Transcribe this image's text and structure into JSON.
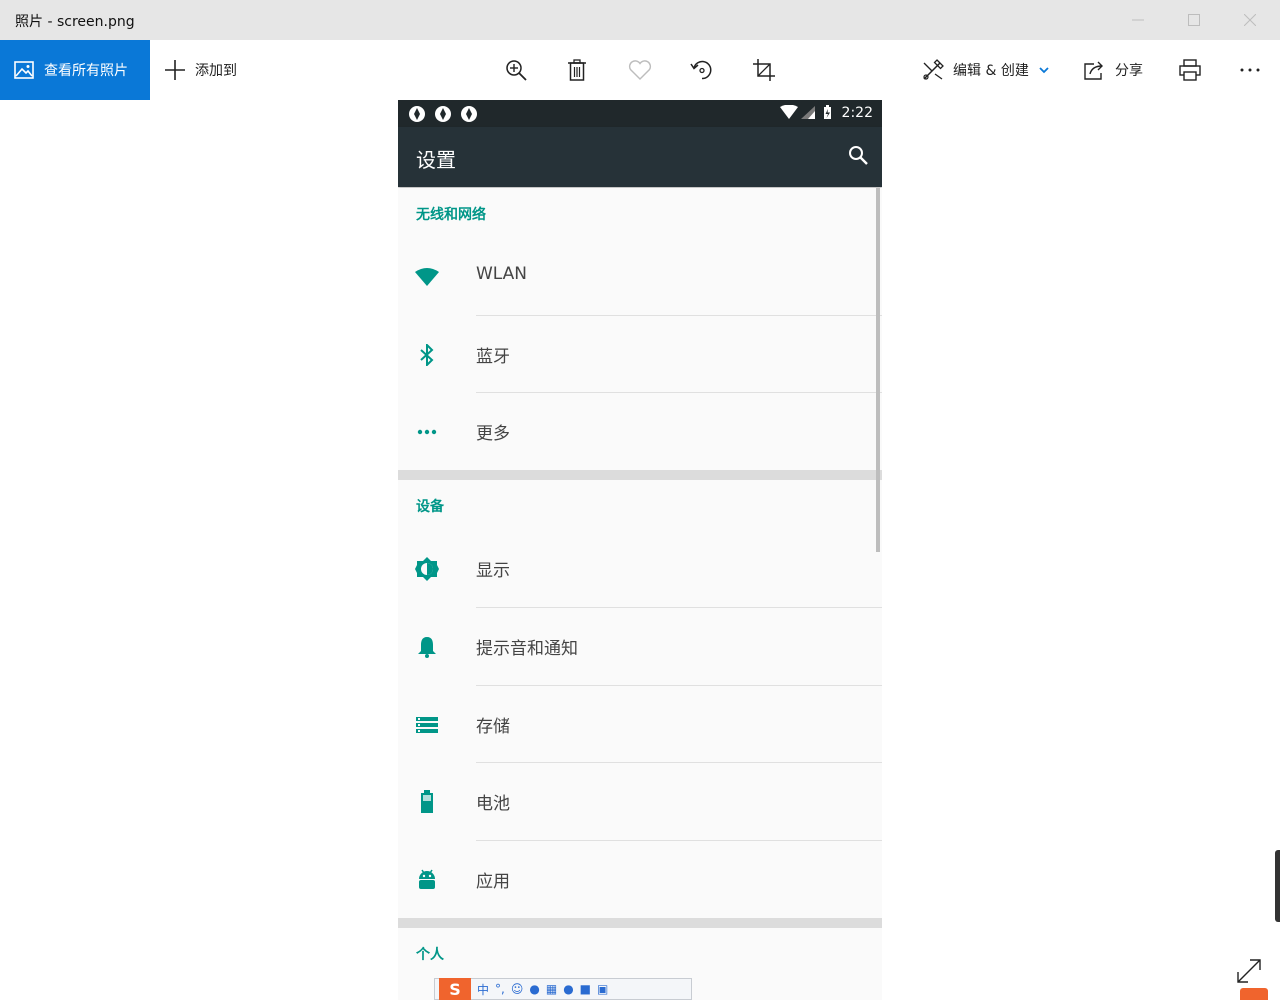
{
  "window": {
    "title": "照片 - screen.png"
  },
  "toolbar": {
    "view_all": "查看所有照片",
    "add_to": "添加到",
    "edit_create": "编辑 & 创建",
    "share": "分享"
  },
  "phone": {
    "status_time": "2:22",
    "app_title": "设置",
    "sections": [
      {
        "title": "无线和网络",
        "items": [
          "WLAN",
          "蓝牙",
          "更多"
        ]
      },
      {
        "title": "设备",
        "items": [
          "显示",
          "提示音和通知",
          "存储",
          "电池",
          "应用"
        ]
      },
      {
        "title": "个人"
      }
    ],
    "accent_color": "#009688",
    "appbar_color": "#263238"
  },
  "ime": {
    "mode": "中"
  },
  "colors": {
    "photos_accent": "#0a78d7"
  }
}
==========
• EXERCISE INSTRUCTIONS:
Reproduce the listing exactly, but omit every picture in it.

• TASK RESULT:
Transcribe this image's text and structure into JSON.
{
  "window": {
    "title": "照片 - screen.png"
  },
  "toolbar": {
    "view_all": "查看所有照片",
    "add_to": "添加到",
    "edit_create": "编辑 & 创建",
    "share": "分享"
  },
  "phone": {
    "status_time": "2:22",
    "app_title": "设置",
    "sections": [
      {
        "title": "无线和网络",
        "items": [
          "WLAN",
          "蓝牙",
          "更多"
        ]
      },
      {
        "title": "设备",
        "items": [
          "显示",
          "提示音和通知",
          "存储",
          "电池",
          "应用"
        ]
      },
      {
        "title": "个人"
      }
    ],
    "accent_color": "#009688",
    "appbar_color": "#263238"
  },
  "ime": {
    "mode": "中"
  },
  "colors": {
    "photos_accent": "#0a78d7"
  }
}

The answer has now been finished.